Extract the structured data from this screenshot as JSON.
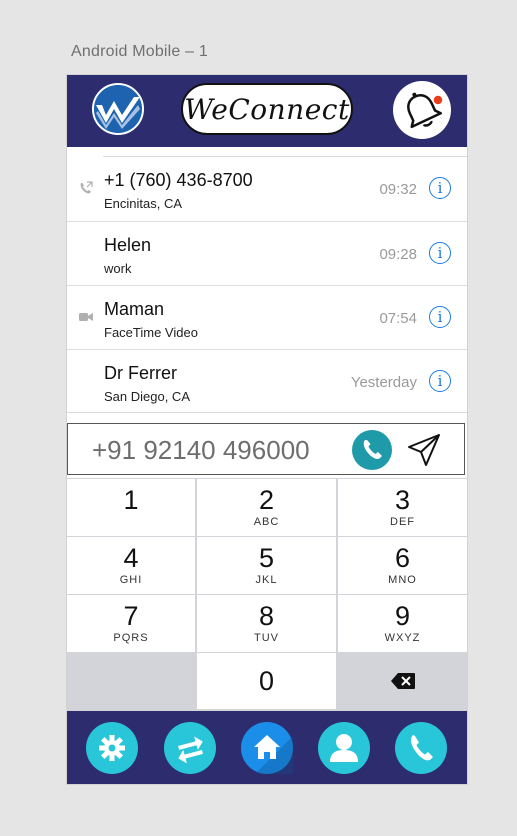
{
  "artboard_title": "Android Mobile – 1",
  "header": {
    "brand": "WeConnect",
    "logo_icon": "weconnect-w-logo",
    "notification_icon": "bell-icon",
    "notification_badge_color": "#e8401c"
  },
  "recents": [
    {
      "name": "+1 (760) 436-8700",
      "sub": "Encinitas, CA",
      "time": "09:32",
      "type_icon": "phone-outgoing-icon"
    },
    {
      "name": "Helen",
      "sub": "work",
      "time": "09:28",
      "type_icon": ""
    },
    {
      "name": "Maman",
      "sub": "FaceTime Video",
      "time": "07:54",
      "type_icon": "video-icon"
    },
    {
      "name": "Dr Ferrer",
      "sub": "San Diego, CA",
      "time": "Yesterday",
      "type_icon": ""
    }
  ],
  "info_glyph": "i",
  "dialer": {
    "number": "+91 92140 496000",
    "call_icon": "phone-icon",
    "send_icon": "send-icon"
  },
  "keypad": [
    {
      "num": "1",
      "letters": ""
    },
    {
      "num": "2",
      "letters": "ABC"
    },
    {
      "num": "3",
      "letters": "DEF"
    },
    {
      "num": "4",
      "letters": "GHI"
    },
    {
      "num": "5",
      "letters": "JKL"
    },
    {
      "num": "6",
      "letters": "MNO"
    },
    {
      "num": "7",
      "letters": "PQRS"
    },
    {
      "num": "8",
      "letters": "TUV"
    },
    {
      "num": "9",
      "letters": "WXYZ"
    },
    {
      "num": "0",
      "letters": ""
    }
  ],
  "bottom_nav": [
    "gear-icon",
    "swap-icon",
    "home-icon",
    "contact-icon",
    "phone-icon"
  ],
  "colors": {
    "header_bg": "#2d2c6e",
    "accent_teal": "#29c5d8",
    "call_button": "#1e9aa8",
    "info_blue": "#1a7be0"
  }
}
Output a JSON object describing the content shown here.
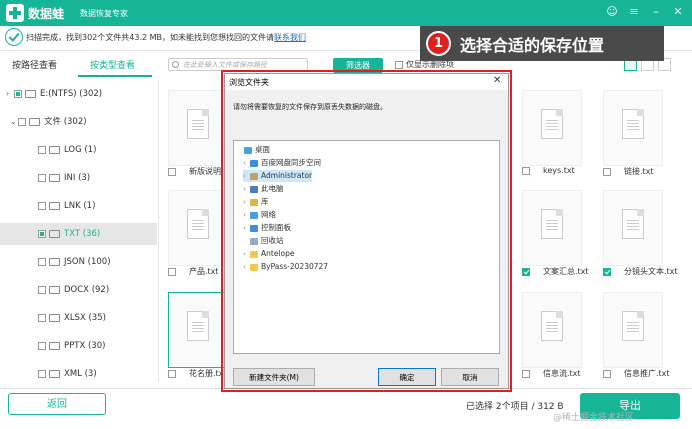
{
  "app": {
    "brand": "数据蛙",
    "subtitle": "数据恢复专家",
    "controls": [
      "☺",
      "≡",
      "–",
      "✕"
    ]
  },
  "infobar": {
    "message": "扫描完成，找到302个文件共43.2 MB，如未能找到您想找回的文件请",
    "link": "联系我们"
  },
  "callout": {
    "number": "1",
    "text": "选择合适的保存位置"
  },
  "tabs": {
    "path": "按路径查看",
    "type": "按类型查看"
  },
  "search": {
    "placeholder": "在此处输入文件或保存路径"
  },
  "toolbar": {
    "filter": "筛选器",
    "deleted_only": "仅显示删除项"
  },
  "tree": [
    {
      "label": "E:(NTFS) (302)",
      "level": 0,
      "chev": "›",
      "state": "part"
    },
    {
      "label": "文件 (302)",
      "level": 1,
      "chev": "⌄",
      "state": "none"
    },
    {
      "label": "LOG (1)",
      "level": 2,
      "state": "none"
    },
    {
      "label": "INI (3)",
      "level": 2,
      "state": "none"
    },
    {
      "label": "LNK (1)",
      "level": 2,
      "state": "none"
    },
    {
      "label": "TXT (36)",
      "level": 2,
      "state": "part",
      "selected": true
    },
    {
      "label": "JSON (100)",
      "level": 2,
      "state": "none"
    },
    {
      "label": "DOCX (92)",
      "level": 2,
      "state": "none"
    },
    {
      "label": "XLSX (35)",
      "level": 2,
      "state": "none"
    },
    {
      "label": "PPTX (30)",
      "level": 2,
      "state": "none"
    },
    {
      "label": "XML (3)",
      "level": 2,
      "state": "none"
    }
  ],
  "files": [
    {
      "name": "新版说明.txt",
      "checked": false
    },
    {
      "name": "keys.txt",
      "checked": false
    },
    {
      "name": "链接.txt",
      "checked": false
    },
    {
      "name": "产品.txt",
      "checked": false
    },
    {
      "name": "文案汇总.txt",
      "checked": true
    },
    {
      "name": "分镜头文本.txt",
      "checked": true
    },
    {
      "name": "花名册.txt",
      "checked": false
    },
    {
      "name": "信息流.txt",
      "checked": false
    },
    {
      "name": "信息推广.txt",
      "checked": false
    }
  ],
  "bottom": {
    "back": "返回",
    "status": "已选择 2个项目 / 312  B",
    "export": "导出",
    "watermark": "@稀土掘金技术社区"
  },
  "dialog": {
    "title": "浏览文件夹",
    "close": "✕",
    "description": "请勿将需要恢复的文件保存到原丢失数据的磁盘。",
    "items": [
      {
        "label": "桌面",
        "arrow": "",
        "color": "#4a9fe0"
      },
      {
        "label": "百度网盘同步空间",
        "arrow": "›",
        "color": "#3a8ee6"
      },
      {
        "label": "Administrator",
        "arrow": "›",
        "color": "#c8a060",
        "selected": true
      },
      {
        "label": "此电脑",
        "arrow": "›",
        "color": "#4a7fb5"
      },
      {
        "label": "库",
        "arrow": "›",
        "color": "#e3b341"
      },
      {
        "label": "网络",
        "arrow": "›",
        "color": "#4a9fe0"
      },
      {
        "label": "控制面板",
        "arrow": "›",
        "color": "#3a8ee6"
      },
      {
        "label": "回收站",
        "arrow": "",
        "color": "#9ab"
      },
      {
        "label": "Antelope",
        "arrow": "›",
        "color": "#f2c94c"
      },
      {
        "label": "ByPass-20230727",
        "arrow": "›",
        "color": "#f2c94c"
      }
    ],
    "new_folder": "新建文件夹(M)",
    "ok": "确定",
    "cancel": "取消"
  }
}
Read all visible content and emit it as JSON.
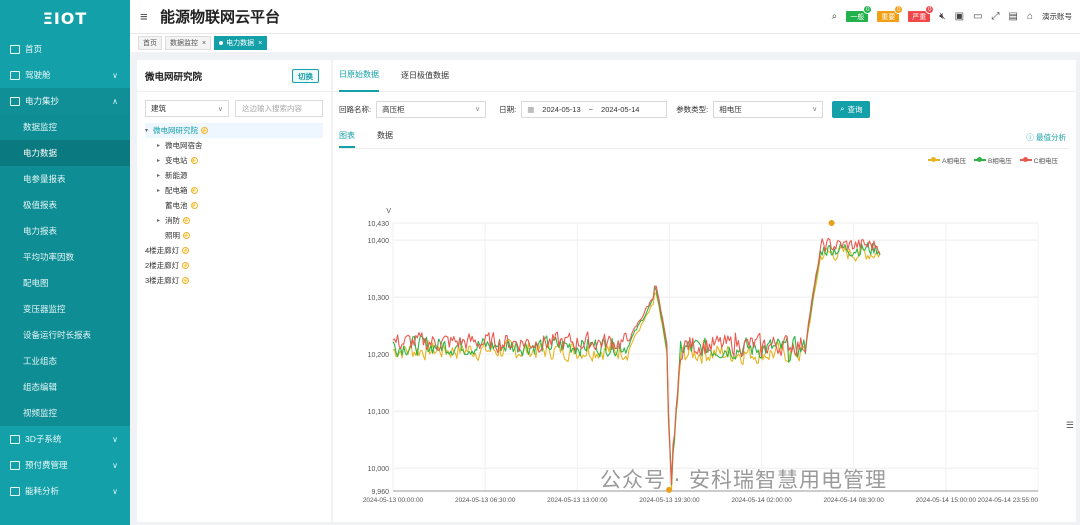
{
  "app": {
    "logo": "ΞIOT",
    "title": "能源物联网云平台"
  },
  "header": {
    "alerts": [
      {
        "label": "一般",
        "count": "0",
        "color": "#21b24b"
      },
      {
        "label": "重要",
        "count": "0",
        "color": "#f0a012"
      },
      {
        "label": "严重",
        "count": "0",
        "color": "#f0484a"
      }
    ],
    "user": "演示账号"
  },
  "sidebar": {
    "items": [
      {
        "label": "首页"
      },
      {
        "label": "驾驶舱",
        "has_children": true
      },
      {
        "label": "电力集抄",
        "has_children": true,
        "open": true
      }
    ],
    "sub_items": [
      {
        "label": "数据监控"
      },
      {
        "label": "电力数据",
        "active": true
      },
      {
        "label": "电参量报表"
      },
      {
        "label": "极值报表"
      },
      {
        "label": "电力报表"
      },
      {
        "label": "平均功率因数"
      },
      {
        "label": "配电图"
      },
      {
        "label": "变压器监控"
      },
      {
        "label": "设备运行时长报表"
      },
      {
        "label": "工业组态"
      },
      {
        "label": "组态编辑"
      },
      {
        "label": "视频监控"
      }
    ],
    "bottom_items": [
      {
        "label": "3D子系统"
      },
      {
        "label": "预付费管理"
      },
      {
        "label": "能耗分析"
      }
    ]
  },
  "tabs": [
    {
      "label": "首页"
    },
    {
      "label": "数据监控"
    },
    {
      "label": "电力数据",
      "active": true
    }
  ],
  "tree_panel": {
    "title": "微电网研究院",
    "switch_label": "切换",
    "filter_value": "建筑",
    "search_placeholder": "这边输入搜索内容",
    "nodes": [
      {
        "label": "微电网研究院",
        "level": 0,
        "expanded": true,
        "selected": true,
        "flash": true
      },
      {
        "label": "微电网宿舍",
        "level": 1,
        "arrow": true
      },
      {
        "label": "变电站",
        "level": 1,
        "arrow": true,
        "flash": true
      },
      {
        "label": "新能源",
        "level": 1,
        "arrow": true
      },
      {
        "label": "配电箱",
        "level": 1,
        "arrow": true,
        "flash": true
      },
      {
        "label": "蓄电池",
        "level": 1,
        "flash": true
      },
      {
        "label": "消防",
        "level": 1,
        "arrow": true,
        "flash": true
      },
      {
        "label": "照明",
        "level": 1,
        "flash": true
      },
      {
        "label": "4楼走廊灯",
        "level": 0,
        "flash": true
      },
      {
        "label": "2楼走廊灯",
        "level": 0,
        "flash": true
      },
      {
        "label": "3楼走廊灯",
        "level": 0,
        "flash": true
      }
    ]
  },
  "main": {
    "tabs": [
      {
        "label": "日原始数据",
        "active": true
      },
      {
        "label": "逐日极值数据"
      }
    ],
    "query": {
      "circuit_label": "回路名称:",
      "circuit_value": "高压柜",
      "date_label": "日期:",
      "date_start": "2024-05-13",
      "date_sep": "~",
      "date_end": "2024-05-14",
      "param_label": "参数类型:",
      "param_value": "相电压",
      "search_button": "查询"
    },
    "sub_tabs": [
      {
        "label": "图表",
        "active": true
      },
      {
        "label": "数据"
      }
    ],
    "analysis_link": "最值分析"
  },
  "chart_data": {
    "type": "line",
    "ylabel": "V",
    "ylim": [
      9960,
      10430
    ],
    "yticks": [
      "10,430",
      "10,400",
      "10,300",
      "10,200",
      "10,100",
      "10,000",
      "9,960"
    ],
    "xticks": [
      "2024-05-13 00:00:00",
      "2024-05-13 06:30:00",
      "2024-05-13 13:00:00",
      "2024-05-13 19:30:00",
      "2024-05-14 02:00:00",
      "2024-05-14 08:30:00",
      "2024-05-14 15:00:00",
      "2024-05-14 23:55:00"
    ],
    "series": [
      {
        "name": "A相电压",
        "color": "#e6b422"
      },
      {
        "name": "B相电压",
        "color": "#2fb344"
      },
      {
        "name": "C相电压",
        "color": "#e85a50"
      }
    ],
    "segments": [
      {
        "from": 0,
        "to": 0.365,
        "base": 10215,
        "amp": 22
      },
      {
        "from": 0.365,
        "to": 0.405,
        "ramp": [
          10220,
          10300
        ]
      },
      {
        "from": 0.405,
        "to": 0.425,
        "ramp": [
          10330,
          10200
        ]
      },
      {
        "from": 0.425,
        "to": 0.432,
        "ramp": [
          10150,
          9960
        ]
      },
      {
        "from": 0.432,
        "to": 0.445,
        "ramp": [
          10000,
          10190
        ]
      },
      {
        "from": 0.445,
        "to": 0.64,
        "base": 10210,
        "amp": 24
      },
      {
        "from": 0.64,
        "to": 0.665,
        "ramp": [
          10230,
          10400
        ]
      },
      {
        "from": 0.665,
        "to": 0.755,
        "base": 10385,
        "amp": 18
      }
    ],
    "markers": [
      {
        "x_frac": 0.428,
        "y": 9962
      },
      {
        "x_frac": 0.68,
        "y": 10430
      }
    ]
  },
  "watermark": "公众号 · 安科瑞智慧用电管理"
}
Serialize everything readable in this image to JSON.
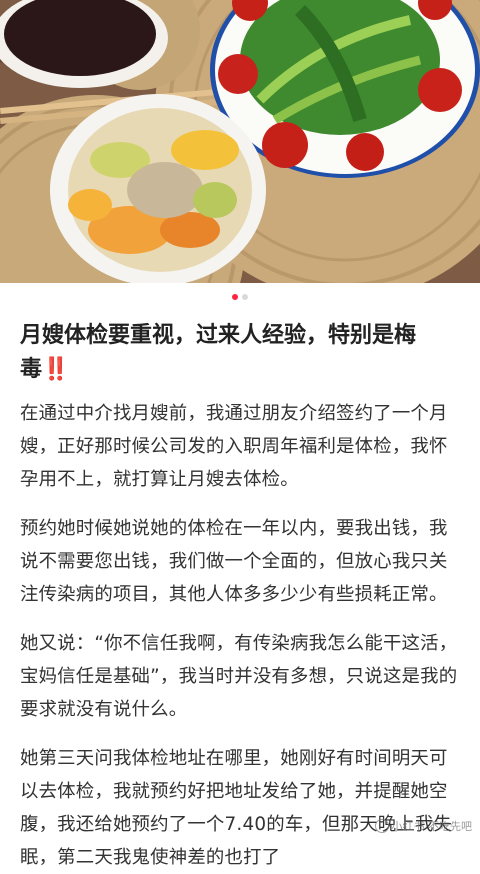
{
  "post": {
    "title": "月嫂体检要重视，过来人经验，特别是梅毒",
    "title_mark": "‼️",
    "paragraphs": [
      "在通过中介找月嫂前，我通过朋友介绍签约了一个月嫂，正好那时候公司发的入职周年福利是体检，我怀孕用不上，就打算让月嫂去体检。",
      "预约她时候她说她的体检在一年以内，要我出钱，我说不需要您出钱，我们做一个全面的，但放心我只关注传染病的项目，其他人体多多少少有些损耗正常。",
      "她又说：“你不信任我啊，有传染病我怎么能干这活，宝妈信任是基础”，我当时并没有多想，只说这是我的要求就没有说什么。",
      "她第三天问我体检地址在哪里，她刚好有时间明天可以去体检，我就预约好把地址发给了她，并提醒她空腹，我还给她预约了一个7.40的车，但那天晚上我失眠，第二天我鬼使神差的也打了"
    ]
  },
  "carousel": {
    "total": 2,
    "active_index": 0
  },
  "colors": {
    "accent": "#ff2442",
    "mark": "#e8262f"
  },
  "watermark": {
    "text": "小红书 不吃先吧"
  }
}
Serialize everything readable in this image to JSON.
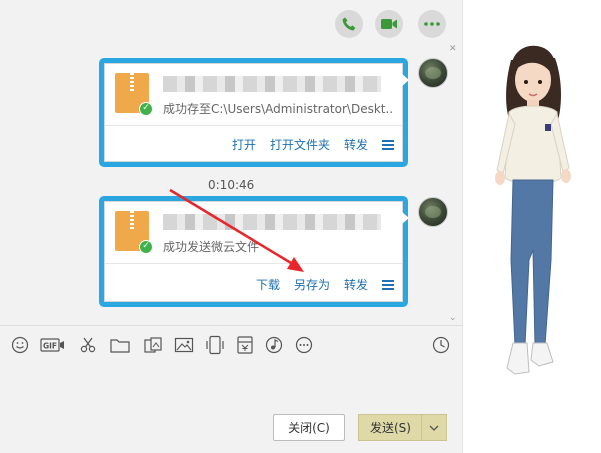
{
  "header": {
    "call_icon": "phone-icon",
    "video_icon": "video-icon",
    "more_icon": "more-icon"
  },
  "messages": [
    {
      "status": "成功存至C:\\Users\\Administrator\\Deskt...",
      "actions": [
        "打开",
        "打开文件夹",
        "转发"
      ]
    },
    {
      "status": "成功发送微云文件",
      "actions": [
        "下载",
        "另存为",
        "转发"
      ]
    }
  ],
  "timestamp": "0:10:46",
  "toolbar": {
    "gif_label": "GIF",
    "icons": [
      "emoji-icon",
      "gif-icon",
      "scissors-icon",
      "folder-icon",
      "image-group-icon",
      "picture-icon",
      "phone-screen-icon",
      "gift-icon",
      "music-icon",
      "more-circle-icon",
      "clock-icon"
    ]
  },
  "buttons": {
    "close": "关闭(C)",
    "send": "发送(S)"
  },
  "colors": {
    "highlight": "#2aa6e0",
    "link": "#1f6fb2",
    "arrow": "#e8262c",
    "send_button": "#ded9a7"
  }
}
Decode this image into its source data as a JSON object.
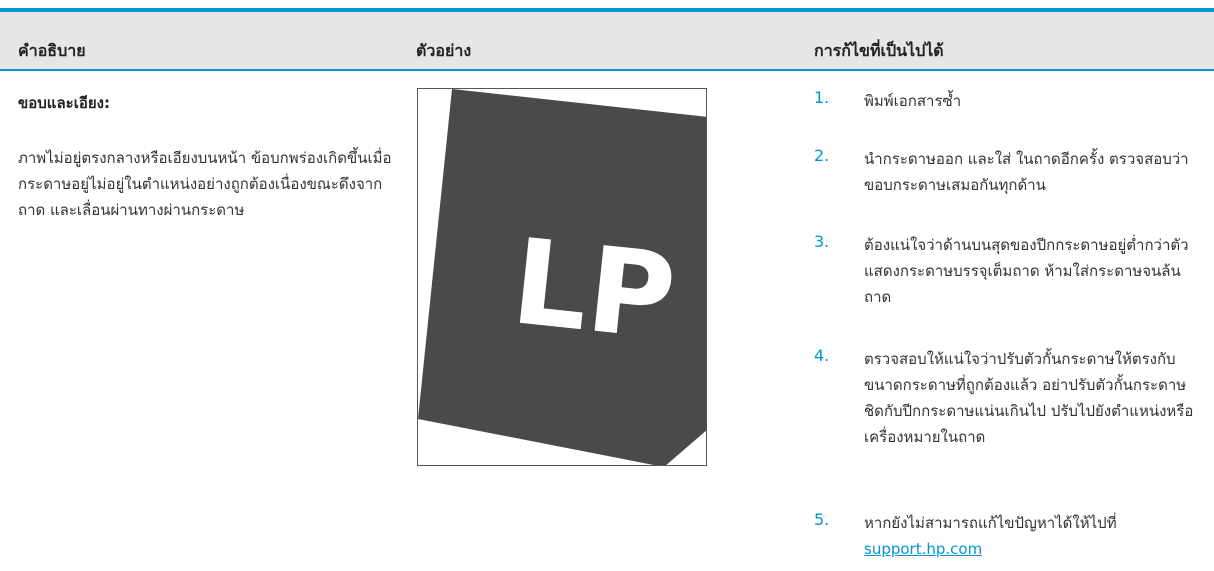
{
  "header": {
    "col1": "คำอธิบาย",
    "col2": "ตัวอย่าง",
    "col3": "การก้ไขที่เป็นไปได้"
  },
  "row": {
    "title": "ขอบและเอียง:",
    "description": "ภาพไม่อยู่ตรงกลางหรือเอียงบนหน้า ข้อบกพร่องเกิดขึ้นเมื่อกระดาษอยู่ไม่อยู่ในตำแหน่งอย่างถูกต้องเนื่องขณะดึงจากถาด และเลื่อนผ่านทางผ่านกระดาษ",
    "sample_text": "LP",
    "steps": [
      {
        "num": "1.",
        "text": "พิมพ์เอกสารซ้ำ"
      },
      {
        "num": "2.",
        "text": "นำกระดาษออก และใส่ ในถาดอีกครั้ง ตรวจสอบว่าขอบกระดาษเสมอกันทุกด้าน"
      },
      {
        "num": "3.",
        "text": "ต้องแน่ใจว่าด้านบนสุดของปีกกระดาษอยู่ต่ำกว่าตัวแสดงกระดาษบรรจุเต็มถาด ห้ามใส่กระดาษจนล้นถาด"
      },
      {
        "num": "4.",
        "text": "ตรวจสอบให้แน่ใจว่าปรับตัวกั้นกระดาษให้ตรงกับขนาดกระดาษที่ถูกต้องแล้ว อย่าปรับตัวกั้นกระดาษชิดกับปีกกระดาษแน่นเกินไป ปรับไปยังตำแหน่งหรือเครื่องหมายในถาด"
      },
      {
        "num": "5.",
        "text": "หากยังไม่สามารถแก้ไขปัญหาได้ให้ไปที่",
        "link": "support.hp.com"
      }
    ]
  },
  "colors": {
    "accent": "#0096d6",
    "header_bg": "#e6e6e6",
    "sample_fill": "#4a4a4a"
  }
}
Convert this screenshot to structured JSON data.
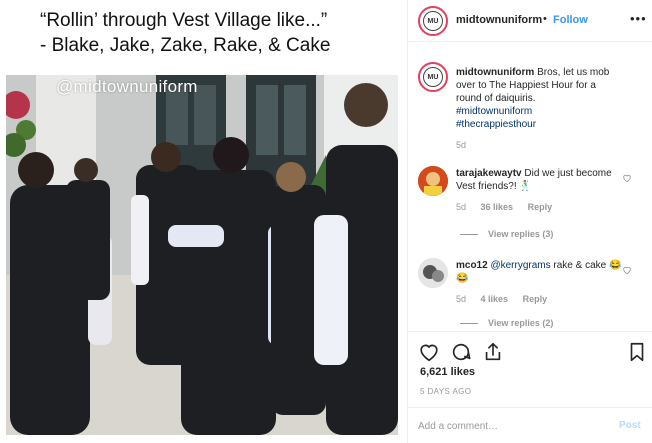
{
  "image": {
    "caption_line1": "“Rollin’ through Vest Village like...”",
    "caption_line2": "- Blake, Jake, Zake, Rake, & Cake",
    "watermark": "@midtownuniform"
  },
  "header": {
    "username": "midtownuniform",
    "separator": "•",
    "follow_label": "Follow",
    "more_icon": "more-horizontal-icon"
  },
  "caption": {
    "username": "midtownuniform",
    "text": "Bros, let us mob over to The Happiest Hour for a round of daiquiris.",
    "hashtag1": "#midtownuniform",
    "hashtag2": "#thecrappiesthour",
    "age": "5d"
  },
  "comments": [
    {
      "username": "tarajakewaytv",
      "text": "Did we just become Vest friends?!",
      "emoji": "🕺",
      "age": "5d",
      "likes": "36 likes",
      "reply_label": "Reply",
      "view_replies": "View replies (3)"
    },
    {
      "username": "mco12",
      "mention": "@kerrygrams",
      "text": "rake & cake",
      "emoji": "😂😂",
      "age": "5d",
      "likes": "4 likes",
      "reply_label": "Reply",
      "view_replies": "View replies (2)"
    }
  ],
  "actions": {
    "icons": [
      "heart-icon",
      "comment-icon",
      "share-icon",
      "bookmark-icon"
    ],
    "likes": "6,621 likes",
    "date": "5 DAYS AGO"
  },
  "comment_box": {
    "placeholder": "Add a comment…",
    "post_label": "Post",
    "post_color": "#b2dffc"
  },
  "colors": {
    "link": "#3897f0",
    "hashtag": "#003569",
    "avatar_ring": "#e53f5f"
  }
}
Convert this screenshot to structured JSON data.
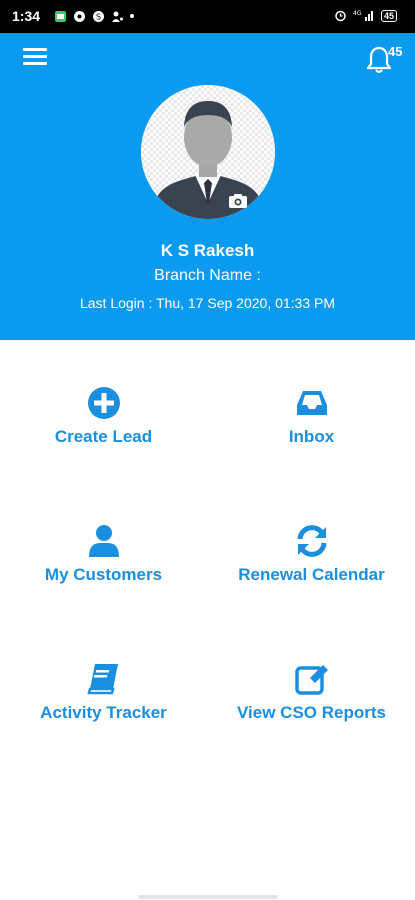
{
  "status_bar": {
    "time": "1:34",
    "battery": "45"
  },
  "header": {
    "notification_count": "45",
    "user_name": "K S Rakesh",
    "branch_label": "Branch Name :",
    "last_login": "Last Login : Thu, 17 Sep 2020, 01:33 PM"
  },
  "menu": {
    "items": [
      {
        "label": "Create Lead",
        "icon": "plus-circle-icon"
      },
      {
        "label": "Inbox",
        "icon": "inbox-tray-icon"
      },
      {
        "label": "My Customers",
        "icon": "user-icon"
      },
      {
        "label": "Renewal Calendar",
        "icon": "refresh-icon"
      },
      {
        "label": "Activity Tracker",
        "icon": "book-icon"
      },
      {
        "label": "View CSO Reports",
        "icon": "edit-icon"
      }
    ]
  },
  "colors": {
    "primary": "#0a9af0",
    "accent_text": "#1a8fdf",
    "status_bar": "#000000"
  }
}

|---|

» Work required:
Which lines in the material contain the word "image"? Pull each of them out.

» Response to the task:
Serialize everything readable in this image to JSON.
Serialize everything readable in this image to JSON.
      "image-group-icon",
Decode this image into its source data as a JSON object.
  "image": {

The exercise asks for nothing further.